A competitive advantage: How Australia can start leading the world in innovation

Over the last few articles, I have discussed the new Government’s plan to enter the ‘era of innovation’. The most significant to MarketLend and many other financial technology companies offering fintech solutions was the amendments made to crowd-sourced equity funding. By decreasing compliance costs and barriers to entry, the Government has made CSEF a viable means for smaller public companies to raise capital.  This is a great way for many established start-up’s to raise more equity, however, for our ‘innovation era’ to be sustainable, we need a method to consistently originate new start-ups. 

The Government’s first step towards incentivizing start-ups is the tax reform. Personally, I believe this is a great method of attracting angel investors. The tax incentive will be a 20% non-refundable tax offset on investment capped at $200,00 per investor, per year, and a 10 year capital gains tax exemption for investments held for three years.  This is a great step in the right direction, but what really creates an ‘era of innovation’?

To first analyse this, I’ve decided to look at one of the most successful start-ups ecosystems in the world: Silicon Valley.
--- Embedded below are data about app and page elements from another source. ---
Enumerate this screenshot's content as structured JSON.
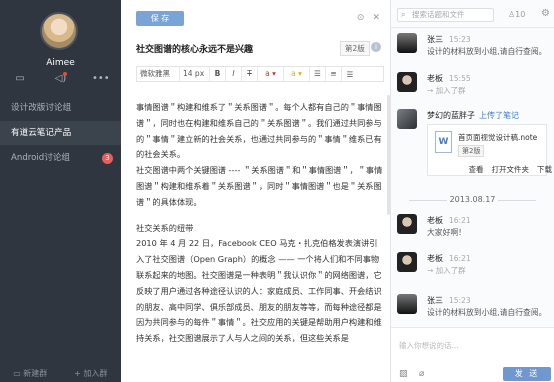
{
  "sidebar": {
    "username": "Aimee",
    "groups": [
      {
        "label": "设计改版讨论组",
        "active": false,
        "badge": ""
      },
      {
        "label": "有道云笔记产品",
        "active": true,
        "badge": ""
      },
      {
        "label": "Android讨论组",
        "active": false,
        "badge": "3"
      }
    ],
    "bottom": {
      "new_group": "新建群",
      "join_group": "加入群"
    }
  },
  "editor": {
    "save_label": "保 存",
    "title": "社交图谱的核心永远不是兴趣",
    "version": "第2版",
    "toolbar": {
      "font": "微软雅黑",
      "size": "14 px",
      "bold": "B",
      "italic": "I",
      "strike": "T",
      "color": "a",
      "highlight": "a"
    },
    "paragraphs": [
      "事情图谱＂构建和维系了＂关系图谱＂。每个人都有自己的＂事情图谱＂，同时也在构建和维系自己的＂关系图谱＂。我们通过共同参与的＂事情＂建立新的社会关系，也通过共同参与的＂事情＂维系已有的社会关系。",
      "社交图谱中两个关键图谱 ---- ＂关系图谱＂和＂事情图谱＂，＂事情图谱＂构建和维系着＂关系图谱＂，同时＂事情图谱＂也是＂关系图谱＂的具体体现。",
      "",
      "社交关系的纽带",
      "2010 年 4 月 22 日，Facebook CEO 马克・扎克伯格发表演讲引入了社交图谱（Open Graph）的概念 —— 一个将人们和不同事物联系起来的地图。社交图谱是一种表明＂我认识你＂的网络图谱，它反映了用户通过各种途径认识的人：家庭成员、工作同事、开会结识的朋友、高中同学、俱乐部成员、朋友的朋友等等，而每种途径都是因为共同参与的每件＂事情＂。社交应用的关键是帮助用户构建和维持关系，社交图谱展示了人与人之间的关系，但这些关系是"
    ]
  },
  "chat": {
    "search_placeholder": "搜索话题和文件",
    "member_count": "10",
    "messages": [
      {
        "name": "张三",
        "time": "15:23",
        "text": "设计的材料放到小组,请自行查阅。",
        "kind": "text"
      },
      {
        "name": "老板",
        "time": "15:55",
        "text": "加入了群",
        "kind": "join"
      },
      {
        "name": "梦幻的蓝胖子",
        "time": "",
        "action": "上传了笔记",
        "kind": "file",
        "file": {
          "icon": "W",
          "name": "首页面视觉设计稿.note",
          "version": "第2版",
          "actions": [
            "查看",
            "打开文件夹",
            "下载"
          ]
        }
      },
      {
        "name": "老板",
        "time": "16:21",
        "text": "大家好啊！",
        "kind": "text"
      },
      {
        "name": "老板",
        "time": "16:21",
        "text": "加入了群",
        "kind": "join"
      },
      {
        "name": "张三",
        "time": "15:23",
        "text": "设计的材料放到小组,请自行查阅。",
        "kind": "text"
      }
    ],
    "date_separator": "2013.08.17",
    "input_placeholder": "输入你想说的话...",
    "send_label": "发 送"
  }
}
The Valley’s prosperity and success was based on several factors: state of the art Universities with great funding, a large amount of venture capital, and a consistent amount of Government spending within the area. Silicon Valley had an enormous competitive advantage for start-ups than almost any area in the world. Great minds, plentiful and willing angel investors, and Government expenditure attracted start-ups to utilise the new research developed across America. 
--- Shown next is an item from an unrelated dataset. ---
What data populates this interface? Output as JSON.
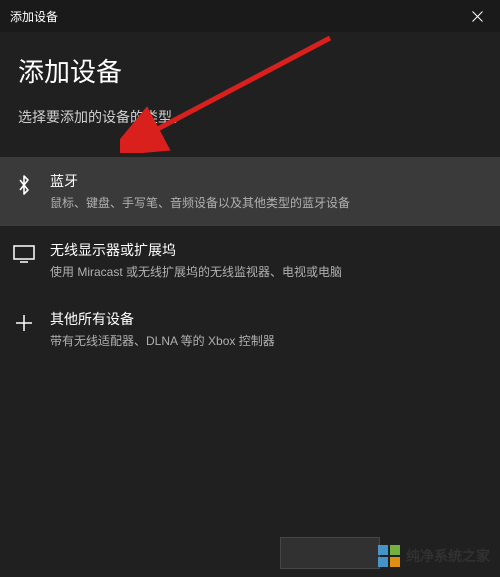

I am not advocating for Australia to replicate Silicon Valley, rather, I am advocating for Australia to continue to develop a competitive advantage for investment and innovation. Moving to the United States or Europe should never be a pre-requisite for a successful Australian start-up. We should look inwards to develop a competitive advantage. Consistent investment in education and technology are key staples to developing a similar environment to Silicon Valley. 

Australia is a resource based economy; the majority of our exports are resources. We’ve enjoyed a high standard of living, and an extremely powerful economy proportionate to our population. China’s high demand for resources has allowed us to have a very cruisy ride through the GFC but our ride might begin to have some bumps.

An important but scarcely used statistic is economic complexity. Economic complexity is the measure of production characteristics, essentially demonstrating how complex and versatile our exports are. Counties with a high-level of economic complexity are not immune to recession or lulls in the economy but they are not entirely pinned to the success of a few countries. Australia ranks 71st in economic complexity, ranking as one of the lowest OECD countries in this list. We need to change. Fast. 

Innovation is a great way to increase the diversity of our exports. We are already seeing Australian start-ups like Atlassian change the global perception of Australian start-ups, and if the Australian Government is able to efficiently respond and facilitate investment and creation, we might see an insurgence of successful Australian start-ups.  

The Turnbull Government is on the right track, but we need consistent effort put into developing a competitive advantage. The movement towards an ‘innovation era’ cannot simply be empty rhetoric or PR tool to use for an election.